═════ RECORDS TO USE ═════

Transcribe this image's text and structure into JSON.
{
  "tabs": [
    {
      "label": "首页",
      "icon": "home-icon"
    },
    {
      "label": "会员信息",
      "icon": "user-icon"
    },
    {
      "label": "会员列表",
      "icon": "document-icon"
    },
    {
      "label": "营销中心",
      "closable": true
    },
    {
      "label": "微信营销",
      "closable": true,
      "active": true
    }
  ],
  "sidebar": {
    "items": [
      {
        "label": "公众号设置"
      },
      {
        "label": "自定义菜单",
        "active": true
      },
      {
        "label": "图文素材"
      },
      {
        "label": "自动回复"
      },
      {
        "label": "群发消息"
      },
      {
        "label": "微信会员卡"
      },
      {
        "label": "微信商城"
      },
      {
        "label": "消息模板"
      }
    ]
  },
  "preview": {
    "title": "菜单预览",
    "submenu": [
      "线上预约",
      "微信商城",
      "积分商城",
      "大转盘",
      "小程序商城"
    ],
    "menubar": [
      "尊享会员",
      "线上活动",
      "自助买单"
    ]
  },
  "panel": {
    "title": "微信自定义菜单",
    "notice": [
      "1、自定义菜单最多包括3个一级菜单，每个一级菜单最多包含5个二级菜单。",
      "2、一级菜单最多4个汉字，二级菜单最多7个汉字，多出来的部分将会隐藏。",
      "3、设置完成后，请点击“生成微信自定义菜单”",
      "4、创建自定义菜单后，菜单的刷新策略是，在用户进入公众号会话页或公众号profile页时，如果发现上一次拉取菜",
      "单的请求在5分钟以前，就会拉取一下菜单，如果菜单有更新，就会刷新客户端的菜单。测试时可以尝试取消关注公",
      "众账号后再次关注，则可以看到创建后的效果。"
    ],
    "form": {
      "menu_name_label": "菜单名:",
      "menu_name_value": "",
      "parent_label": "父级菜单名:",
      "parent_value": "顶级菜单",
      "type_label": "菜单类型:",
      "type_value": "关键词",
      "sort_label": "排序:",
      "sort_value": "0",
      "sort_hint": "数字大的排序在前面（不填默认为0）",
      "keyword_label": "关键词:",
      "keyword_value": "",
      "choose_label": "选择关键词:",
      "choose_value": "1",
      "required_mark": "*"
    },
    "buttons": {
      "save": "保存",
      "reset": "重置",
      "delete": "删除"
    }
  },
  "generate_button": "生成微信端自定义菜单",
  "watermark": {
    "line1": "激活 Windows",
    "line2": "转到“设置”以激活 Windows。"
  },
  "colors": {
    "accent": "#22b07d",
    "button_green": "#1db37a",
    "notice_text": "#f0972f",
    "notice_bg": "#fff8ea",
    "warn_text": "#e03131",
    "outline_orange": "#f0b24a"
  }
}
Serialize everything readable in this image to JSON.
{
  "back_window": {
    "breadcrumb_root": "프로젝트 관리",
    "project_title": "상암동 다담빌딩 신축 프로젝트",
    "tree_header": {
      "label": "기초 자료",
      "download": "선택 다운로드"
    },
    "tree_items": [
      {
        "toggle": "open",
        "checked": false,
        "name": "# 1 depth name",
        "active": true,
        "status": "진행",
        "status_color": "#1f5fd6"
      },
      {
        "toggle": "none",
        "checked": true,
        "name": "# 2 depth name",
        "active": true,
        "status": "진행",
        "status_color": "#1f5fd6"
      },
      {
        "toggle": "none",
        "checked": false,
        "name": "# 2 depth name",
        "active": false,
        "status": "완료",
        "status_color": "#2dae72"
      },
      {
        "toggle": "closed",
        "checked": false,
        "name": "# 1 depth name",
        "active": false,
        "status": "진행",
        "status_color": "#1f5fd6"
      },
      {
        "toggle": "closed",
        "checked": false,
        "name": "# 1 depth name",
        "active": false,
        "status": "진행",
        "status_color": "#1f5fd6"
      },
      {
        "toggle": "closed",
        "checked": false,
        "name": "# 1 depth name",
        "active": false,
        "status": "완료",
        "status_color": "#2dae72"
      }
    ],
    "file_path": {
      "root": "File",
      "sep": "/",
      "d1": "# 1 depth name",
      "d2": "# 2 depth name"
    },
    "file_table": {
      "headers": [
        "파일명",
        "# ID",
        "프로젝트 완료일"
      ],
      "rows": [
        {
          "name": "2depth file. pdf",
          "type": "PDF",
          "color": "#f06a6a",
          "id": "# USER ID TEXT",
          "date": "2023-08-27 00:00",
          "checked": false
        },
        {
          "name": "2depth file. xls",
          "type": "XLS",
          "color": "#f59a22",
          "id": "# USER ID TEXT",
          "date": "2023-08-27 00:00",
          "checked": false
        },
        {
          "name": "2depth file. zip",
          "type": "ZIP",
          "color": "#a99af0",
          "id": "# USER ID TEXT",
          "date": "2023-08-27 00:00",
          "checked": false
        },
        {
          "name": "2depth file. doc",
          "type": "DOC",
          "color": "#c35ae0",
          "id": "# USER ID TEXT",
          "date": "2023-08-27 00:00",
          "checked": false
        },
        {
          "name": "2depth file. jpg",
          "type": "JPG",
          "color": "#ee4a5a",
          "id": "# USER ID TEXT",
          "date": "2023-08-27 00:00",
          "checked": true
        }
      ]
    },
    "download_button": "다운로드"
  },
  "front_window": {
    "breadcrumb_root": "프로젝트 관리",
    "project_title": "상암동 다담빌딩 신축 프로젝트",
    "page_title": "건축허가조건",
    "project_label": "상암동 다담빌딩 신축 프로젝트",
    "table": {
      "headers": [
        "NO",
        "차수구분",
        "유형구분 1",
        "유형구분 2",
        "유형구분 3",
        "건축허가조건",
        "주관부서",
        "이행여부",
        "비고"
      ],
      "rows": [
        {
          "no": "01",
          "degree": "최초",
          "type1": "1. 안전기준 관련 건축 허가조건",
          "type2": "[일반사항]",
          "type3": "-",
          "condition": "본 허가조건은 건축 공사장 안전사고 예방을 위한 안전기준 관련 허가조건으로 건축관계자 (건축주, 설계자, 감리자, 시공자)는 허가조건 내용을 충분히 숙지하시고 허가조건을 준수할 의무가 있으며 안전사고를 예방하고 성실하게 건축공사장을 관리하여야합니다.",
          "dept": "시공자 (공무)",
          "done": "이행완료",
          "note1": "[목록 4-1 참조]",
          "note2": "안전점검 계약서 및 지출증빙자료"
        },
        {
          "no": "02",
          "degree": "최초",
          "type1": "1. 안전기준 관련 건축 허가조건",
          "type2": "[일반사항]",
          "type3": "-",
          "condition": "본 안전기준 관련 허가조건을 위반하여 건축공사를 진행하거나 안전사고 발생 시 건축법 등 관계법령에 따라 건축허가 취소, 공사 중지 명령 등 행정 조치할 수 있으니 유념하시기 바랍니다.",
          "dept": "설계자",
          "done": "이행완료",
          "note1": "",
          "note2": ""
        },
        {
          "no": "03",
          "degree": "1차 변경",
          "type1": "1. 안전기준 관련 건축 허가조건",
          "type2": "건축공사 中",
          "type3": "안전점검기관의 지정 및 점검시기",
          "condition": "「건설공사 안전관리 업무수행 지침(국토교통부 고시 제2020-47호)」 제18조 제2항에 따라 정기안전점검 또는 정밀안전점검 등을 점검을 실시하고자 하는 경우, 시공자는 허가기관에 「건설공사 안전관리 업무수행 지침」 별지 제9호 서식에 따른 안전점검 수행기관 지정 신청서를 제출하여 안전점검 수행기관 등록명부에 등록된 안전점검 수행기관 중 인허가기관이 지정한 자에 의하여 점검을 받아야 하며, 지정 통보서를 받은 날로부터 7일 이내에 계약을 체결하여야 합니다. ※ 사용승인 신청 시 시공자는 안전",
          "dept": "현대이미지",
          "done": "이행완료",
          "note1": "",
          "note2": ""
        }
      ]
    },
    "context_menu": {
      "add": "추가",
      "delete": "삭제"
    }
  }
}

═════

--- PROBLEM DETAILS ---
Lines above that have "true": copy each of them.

--- EXERCISE OUTPUT ---
      "closable": true
      "closable": true,
      "active": true
        "active": true
        "active": true,
        "checked": true,
        "active": true,
          "checked": true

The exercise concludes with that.